___ SOURCE DATA

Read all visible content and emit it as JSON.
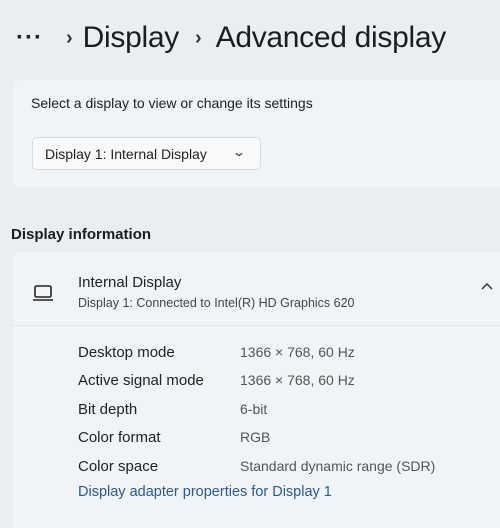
{
  "breadcrumb": {
    "more": "···",
    "items": [
      "Display",
      "Advanced display"
    ]
  },
  "selector": {
    "hint": "Select a display to view or change its settings",
    "selected": "Display 1: Internal Display"
  },
  "display_info": {
    "section_title": "Display information",
    "device_name": "Internal Display",
    "device_subtitle": "Display 1: Connected to Intel(R) HD Graphics 620",
    "properties": [
      {
        "label": "Desktop mode",
        "value": "1366 × 768, 60 Hz"
      },
      {
        "label": "Active signal mode",
        "value": "1366 × 768, 60 Hz"
      },
      {
        "label": "Bit depth",
        "value": "6-bit"
      },
      {
        "label": "Color format",
        "value": "RGB"
      },
      {
        "label": "Color space",
        "value": "Standard dynamic range (SDR)"
      }
    ],
    "adapter_link": "Display adapter properties for Display 1"
  },
  "icons": {
    "device": "laptop-icon",
    "collapse": "chevron-up-icon",
    "dropdown": "chevron-down-icon"
  },
  "colors": {
    "background": "#e9eef1",
    "card": "#f1f4f6",
    "link": "#2a5a8e"
  }
}
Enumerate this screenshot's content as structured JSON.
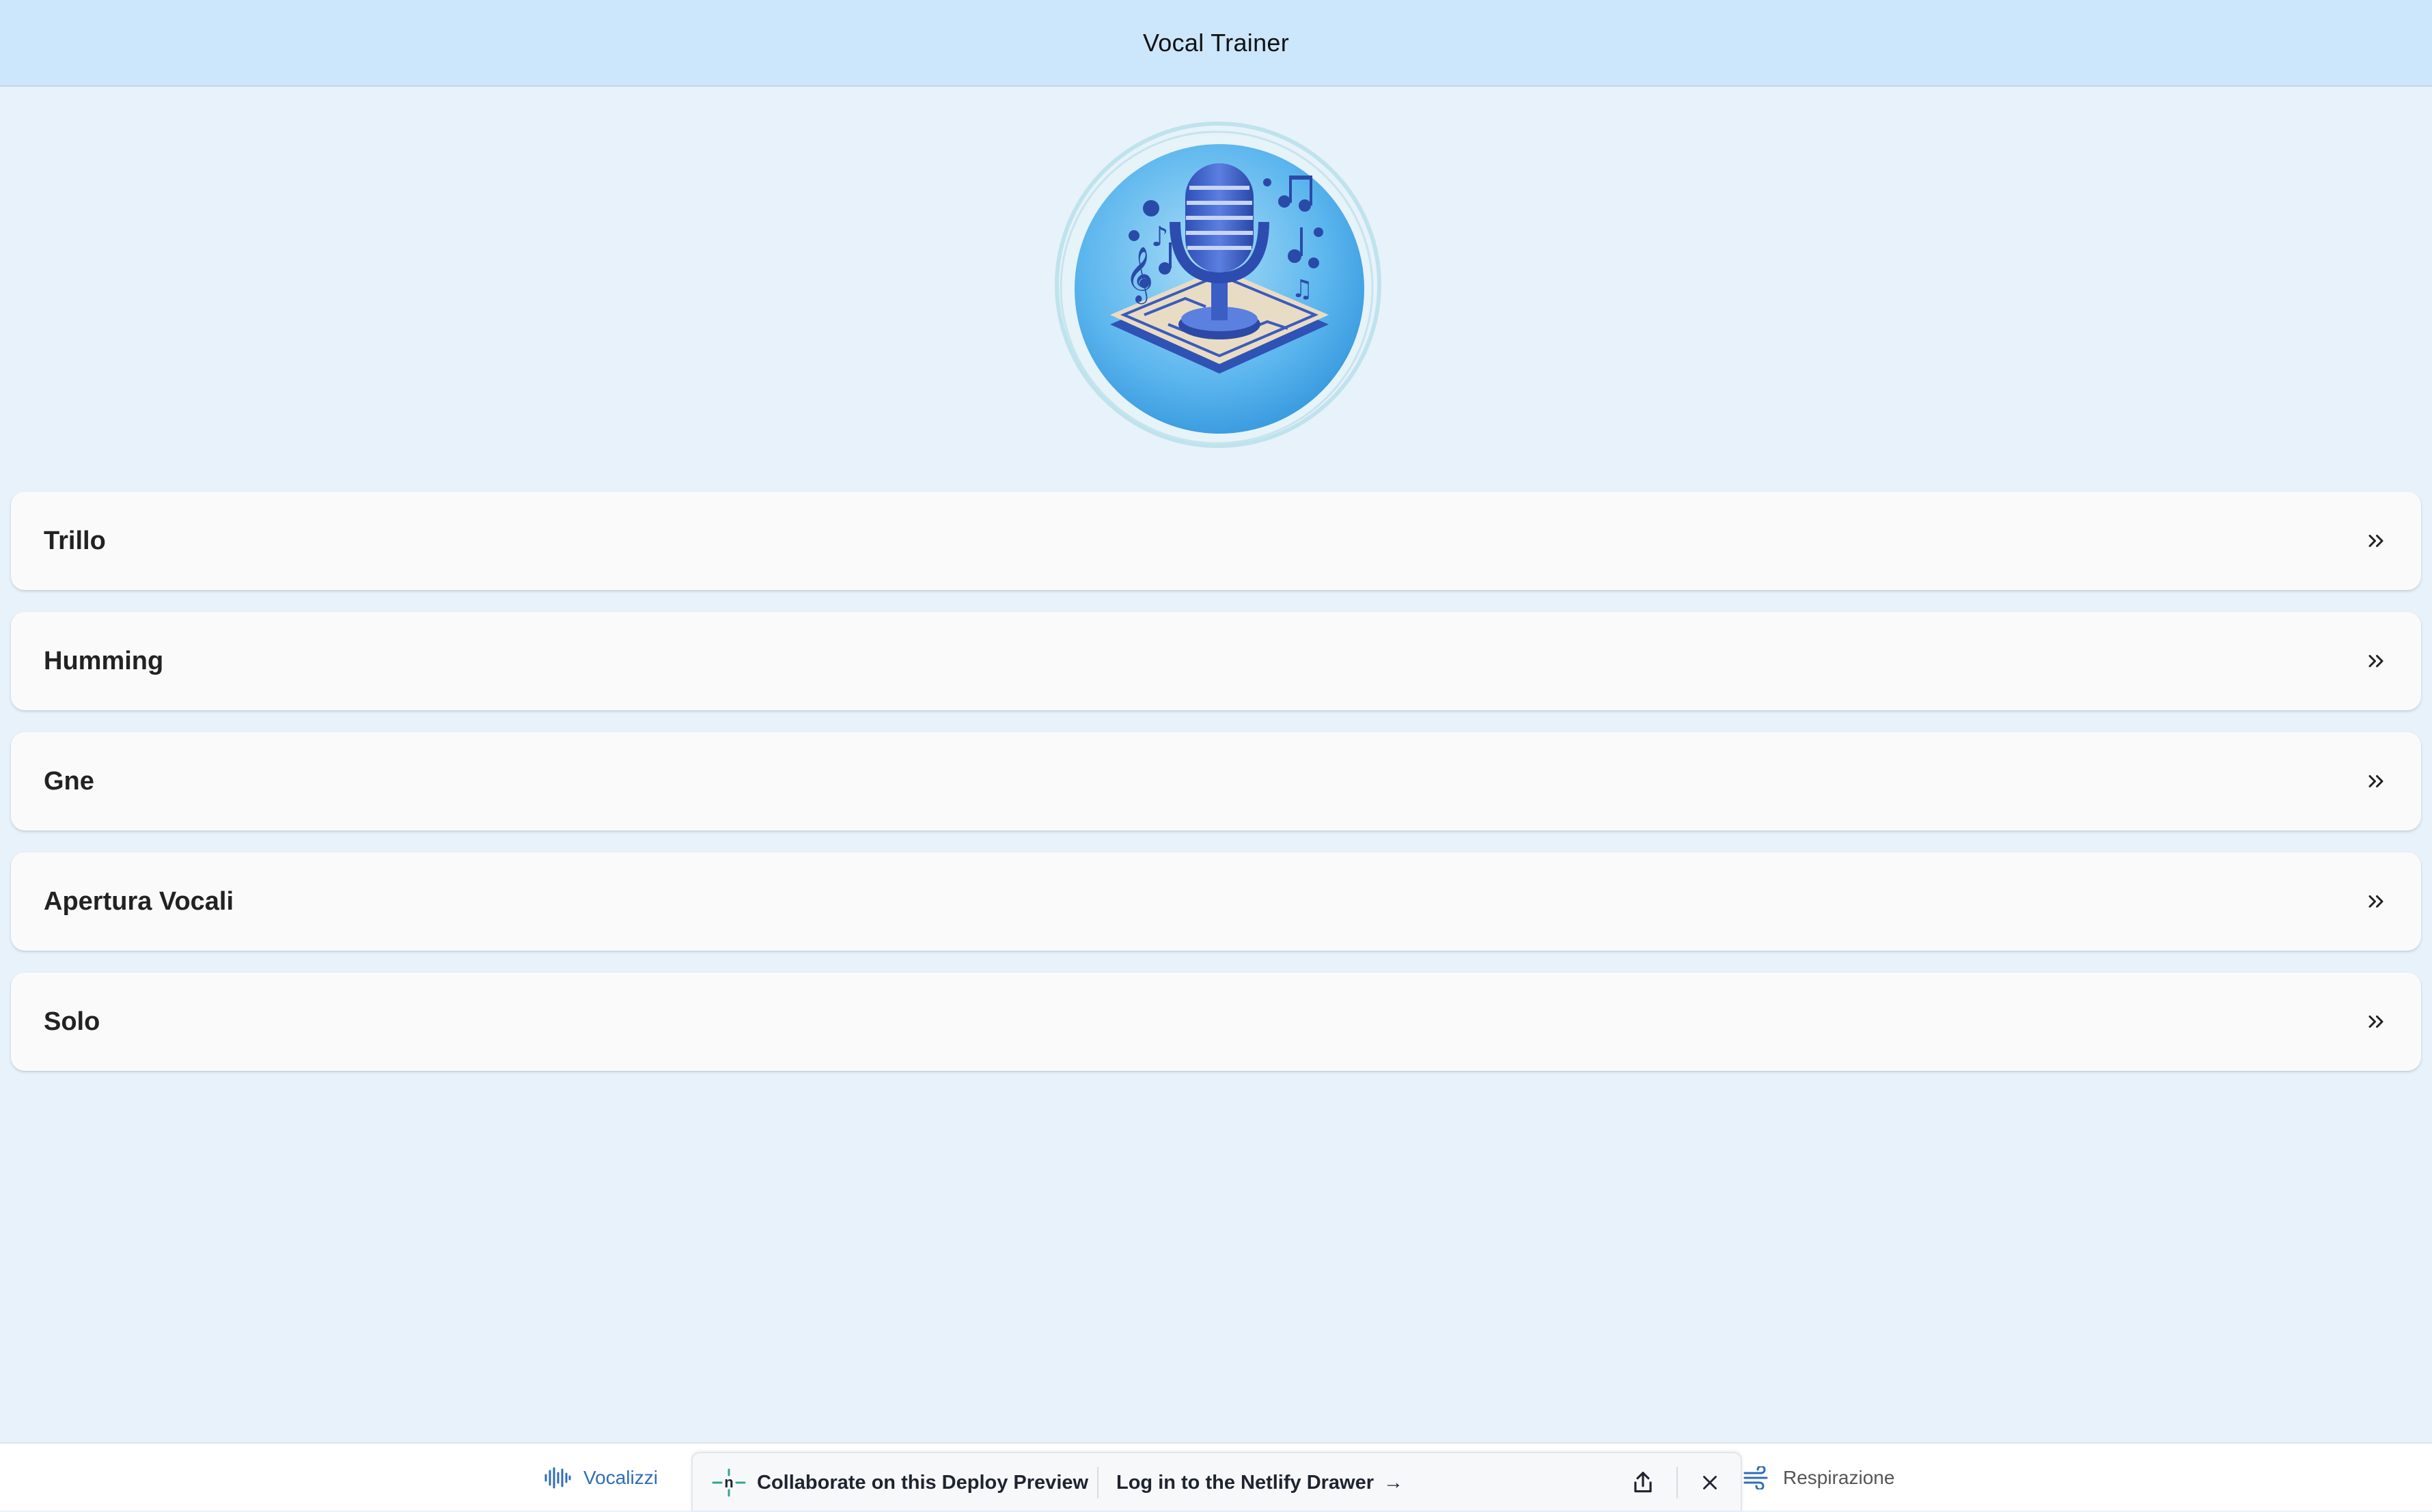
{
  "header": {
    "title": "Vocal Trainer"
  },
  "logo": {
    "icon": "microphone-music-logo"
  },
  "exercises": [
    {
      "label": "Trillo"
    },
    {
      "label": "Humming"
    },
    {
      "label": "Gne"
    },
    {
      "label": "Apertura Vocali"
    },
    {
      "label": "Solo"
    }
  ],
  "bottom_nav": {
    "vocalizzi": {
      "label": "Vocalizzi",
      "icon": "waveform-icon",
      "active": true
    },
    "respirazione": {
      "label": "Respirazione",
      "icon": "wind-icon",
      "active": false
    }
  },
  "netlify_drawer": {
    "collab_label": "Collaborate on this Deploy Preview",
    "login_label": "Log in to the Netlify Drawer",
    "login_arrow": "→"
  },
  "colors": {
    "background": "#e7f2fb",
    "header_bg": "#cce6fb",
    "accent": "#2f6db5",
    "netlify_teal": "#32a593"
  }
}
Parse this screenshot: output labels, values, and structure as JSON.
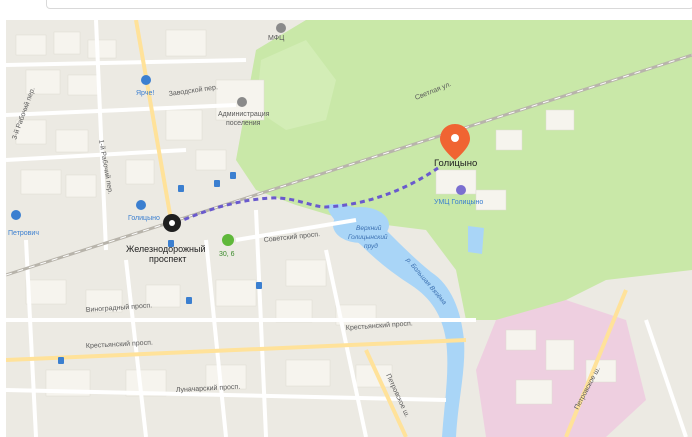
{
  "map": {
    "destination": {
      "name": "Голицыно"
    },
    "station": {
      "name_line1": "Железнодорожный",
      "name_line2": "проспект"
    },
    "bus_stop": {
      "label": "30, 6"
    },
    "pois": {
      "yarche": "Ярче!",
      "admin_line1": "Администрация",
      "admin_line2": "поселения",
      "mkfu": "МФЦ",
      "umc": "УМЦ Голицыно",
      "golitsyno_st": "Голицыно",
      "petrovich": "Петрович"
    },
    "streets": {
      "zavodskoy": "Заводской пер.",
      "rabochy": "1-й Рабочий пер.",
      "rabochy2": "3-й Рабочий пер.",
      "svetlaya": "Светлая ул.",
      "sovetsky": "Советский просп.",
      "vinogradny": "Виноградный просп.",
      "krestyansky1": "Крестьянский просп.",
      "krestyansky2": "Крестьянский просп.",
      "lunacharsky": "Луначарский просп.",
      "petrovskoe_sh1": "Петровское ш.",
      "petrovskoe_sh2": "Петровское ш.",
      "vyazyoma": "р. Большая Вязёма"
    },
    "water": {
      "pond_line1": "Верхний",
      "pond_line2": "Голицынский",
      "pond_line3": "пруд"
    },
    "colors": {
      "background": "#eceae3",
      "forest": "#c9e8a8",
      "water": "#a9d5f7",
      "route": "#6a5acd",
      "pin": "#f06432",
      "road_main": "#ffe29a",
      "hospital": "#eecfe0"
    }
  }
}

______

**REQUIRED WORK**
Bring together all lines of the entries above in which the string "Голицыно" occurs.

**RESULT FOR THIS TASK**
      "name": "Голицыно"
      "umc": "УМЦ Голицыно",
      "golitsyno_st": "Голицыно",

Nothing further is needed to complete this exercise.